> **Required action**: All of the data below is to be written out again exactly.

[Records excerpted from a collection]
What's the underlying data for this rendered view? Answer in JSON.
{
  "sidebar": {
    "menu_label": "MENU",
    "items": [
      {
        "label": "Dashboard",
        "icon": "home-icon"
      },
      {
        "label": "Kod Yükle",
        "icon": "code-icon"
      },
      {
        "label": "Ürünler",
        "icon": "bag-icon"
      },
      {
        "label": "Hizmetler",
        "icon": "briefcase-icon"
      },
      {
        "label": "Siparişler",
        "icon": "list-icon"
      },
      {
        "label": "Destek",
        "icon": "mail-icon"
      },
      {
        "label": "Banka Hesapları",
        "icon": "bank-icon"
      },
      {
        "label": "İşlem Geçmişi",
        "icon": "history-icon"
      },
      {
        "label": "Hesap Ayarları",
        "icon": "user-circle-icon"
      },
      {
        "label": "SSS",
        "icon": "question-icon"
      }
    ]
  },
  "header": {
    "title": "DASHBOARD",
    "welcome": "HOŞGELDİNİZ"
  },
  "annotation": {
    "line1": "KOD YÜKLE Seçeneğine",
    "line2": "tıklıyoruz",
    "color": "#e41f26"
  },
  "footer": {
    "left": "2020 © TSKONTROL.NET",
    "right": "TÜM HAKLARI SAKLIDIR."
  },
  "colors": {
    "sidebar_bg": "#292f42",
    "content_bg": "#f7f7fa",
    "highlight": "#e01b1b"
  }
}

> **Answer box**:
What's the underlying data for this rendered view? Answer in JSON.
{
  "sidebar": {
    "menu_label": "MENU",
    "items": [
      {
        "label": "Dashboard",
        "icon": "home-icon"
      },
      {
        "label": "Kod Yükle",
        "icon": "code-icon"
      },
      {
        "label": "Ürünler",
        "icon": "bag-icon"
      },
      {
        "label": "Hizmetler",
        "icon": "briefcase-icon"
      },
      {
        "label": "Siparişler",
        "icon": "list-icon"
      },
      {
        "label": "Destek",
        "icon": "mail-icon"
      },
      {
        "label": "Banka Hesapları",
        "icon": "bank-icon"
      },
      {
        "label": "İşlem Geçmişi",
        "icon": "history-icon"
      },
      {
        "label": "Hesap Ayarları",
        "icon": "user-circle-icon"
      },
      {
        "label": "SSS",
        "icon": "question-icon"
      }
    ]
  },
  "header": {
    "title": "DASHBOARD",
    "welcome": "HOŞGELDİNİZ"
  },
  "annotation": {
    "line1": "KOD YÜKLE Seçeneğine",
    "line2": "tıklıyoruz",
    "color": "#e41f26"
  },
  "footer": {
    "left": "2020 © TSKONTROL.NET",
    "right": "TÜM HAKLARI SAKLIDIR."
  },
  "colors": {
    "sidebar_bg": "#292f42",
    "content_bg": "#f7f7fa",
    "highlight": "#e01b1b"
  }
}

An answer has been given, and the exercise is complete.